For Immediate Release: Nov. 4, 2011
By Katherine H. Crawford, Office of Naval Research
ARLINGTON, Va.—An Office of Naval Research (ONR) senior leader received the Department of Defense (DoD) Distinguished Civilian Service Award on Nov. 4, largely for his success at transitioning programs from science and technology (S&T) into naval acquisition programs.
The award was presented during a ceremony at the Pentagon to Dr. Joseph P. Lawrence III who oversees ONR’s Transition Directorate.
“Joe’s work in getting real technology solutions from ONR into the fleet and DoD has been tremendous,” said Dr. Walter F. Jones, ONR’s executive director. “He is an asset both to ONR and to the Sailors and Marines who’ve benefited from these capabilities.”
Lawrence is responsible for a range of research and development programs of more than $1 billion aimed at getting S&T solutions into the hands of Navy and Marine Corps warfighters.

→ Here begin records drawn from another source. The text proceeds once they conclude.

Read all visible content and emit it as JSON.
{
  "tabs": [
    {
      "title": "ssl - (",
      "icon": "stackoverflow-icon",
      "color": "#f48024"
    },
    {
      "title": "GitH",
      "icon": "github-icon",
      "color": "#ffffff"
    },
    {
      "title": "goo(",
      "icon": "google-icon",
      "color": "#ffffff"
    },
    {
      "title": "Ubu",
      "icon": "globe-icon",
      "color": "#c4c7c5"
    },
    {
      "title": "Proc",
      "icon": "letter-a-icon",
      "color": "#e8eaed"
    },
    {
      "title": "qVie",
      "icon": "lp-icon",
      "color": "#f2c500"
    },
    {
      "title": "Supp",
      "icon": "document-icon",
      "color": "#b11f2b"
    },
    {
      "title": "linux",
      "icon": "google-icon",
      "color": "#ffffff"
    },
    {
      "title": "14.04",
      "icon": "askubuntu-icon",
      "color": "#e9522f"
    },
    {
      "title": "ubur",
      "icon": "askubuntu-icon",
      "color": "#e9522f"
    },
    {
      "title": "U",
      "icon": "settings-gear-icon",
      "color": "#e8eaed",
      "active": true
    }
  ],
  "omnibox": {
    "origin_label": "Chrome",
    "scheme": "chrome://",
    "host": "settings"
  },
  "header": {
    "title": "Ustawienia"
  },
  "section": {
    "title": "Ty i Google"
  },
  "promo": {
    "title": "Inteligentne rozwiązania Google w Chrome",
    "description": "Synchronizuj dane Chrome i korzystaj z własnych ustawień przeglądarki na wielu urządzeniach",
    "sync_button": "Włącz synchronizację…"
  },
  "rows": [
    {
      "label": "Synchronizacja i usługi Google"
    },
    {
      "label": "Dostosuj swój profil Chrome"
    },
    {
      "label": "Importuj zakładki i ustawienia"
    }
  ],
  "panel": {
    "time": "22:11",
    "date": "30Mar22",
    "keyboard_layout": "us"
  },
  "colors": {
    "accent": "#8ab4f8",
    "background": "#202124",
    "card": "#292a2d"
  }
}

In this role, his work focuses on policy, planning, resourcing and managing a significant portion of the Department of the Navy’s (DoN) S&T budget, including Future Naval Capabilities and DoN Small Business Innovation Research and Manufacturing Technology programs.
One of Lawrence’s contributions was developing a method for reporting on the transitioned technologies—a process that is largely regarded as a best practice for other S&T organizations and within DoD. The improved process allows for comprehensive tracking of each S&T product scheduled for transition and includes asset descriptions, sponsors, funding and acquisition agents. The valuable source of information is provided to S&T organizations across the DoN, Marine Corps and other services to solicit feedback and identify partnership opportunities.
Three products that stand out among his numerous transitions include: QuikClot, a wound dressing that’s applied on the battlefield to prevent patients from extreme blood loss while being transported to a hospital; the Advanced Electromagnetic Armor Electronic Protection System, which protects certain vehicles against rocket-propelled grenades; and the Large Vessel Interface Lift-on/Lift-off Crane, which enables containers to be easily transferred between two ships while in transit.
A Senior Executive Service member since 2001 with 35 years of federal service, Lawrence has been at ONR for 10 years. He holds bachelor’s, master’s and doctorate degrees in engineering.
About the Office of Naval Research
The Department of the Navy’s Office of Naval Research (ONR) provides the science and technology necessary to maintain the Navy and Marine Corps’ technological advantage. Through its affiliates, ONR is a leader in science and technology with engagement in 50 states, 70 countries, 1,035 institutions of higher learning and 914 industry partners. ONR employs approximately 1,400 people, comprising uniformed, civilian and contract personnel, with additional employees at the Naval Research Lab in Washington, D.C.